- having a space or cavity inside; not solid; empty: a hollow sphere.
- having a depression or concavity: a hollow surface.
- sunken, as the cheeks or eyes.
- (of sound) not resonant; dull, muffled, or deep: a hollow voice.
- without real or significant worth; meaningless: a hollow victory.
- insincere or false: hollow compliments.
- hungry; having an empty feeling: I feel absolutely hollow, so let's eat.
- an empty space within anything; a hole, depression, or cavity.
- a valley: They took the sheep to graze in the hollow.
- Foundry. a concavity connecting two surfaces otherwise intersecting at an obtuse angle.
- to make hollow (often followed by out): to hollow out a log.
- to form by making something hollow (often followed by out): to hollow a place in the sand; boats hollowed out of logs.
- to become hollow.
- in a hollow manner: The politician's accusations rang hollow.
- beat all hollow, to surpass or outdo completely: His performance beat the others all hollow.Also beat hollow.
Origin of hollow
Synonyms for hollow
- having a hole, cavity, or space within; not solid
- having a sunken area; concave
- recessed or deeply sethollow cheeks
- (of sounds) as if resounding in a hollow place
- without substance or validity
- hungry or empty
- insincere; cynical
- a hollow leg or hollow legs the capacity to eat or drink a lot without ill effects
- beat someone hollow British informal to defeat someone thoroughly and convincingly
- a cavity, opening, or space in or within something
- a depression or dip in the land
- to make or become hollow
- to form (a hole, cavity, etc) or (of a hole, etc) to be formed
Word Origin for hollow
c.1200, from Old English holh (n.) "hollow place, hole," from Proto-Germanic *hul-, from PIE *kel- "to cover, conceal" (see cell). The figurative sense of "insincere" is attested from 1520s. Related: Hollowly; hollowness.
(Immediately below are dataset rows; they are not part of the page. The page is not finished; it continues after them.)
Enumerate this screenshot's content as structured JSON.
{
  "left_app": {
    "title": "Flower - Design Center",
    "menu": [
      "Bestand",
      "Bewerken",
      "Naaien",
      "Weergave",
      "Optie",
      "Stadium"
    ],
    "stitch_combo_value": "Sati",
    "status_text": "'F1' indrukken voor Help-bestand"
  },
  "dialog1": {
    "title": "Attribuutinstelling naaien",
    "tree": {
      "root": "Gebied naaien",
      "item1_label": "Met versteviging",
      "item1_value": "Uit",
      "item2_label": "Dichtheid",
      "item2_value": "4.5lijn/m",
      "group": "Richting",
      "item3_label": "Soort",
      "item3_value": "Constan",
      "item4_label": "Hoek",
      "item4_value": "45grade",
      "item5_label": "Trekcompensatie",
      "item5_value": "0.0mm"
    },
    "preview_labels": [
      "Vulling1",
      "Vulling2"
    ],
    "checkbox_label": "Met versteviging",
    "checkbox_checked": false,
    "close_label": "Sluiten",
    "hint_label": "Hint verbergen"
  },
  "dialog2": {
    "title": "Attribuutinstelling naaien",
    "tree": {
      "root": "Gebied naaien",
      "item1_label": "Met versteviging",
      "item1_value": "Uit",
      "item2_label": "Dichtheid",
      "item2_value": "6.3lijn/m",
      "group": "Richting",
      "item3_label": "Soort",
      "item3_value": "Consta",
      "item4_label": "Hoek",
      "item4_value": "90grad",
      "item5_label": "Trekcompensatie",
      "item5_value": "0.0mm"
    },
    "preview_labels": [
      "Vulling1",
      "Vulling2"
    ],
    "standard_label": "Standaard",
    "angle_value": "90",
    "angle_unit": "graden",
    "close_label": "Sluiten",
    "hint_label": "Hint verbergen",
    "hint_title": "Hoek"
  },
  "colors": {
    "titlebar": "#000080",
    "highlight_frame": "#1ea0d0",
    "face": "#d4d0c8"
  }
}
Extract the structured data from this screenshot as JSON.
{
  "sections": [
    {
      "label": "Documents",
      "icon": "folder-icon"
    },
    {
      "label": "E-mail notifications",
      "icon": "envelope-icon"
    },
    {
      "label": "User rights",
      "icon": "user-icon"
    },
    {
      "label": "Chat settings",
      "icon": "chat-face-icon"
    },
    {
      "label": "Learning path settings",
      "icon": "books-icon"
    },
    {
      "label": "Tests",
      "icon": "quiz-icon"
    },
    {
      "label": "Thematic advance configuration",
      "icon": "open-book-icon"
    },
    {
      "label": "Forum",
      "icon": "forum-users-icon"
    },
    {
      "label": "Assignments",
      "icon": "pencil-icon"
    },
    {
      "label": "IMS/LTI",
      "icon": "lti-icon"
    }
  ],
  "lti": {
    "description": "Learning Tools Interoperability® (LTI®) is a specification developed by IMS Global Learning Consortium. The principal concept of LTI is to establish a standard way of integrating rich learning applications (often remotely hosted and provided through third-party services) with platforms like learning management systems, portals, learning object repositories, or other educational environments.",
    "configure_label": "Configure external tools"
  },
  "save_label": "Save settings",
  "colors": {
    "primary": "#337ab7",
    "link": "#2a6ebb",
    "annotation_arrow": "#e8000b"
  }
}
To carry it hollow "take it completely" is first recorded 1660s, of unknown origin or connection.
late 14c., holowen, from hollow (adj.). Related: Hollowed; hollowing.
"lowland, valley, basin," 1550s, probably a modern formation from hollow (adj.). Old English had holh (n.) "cave, den; internal cavity."
see beat the pants off (hollow).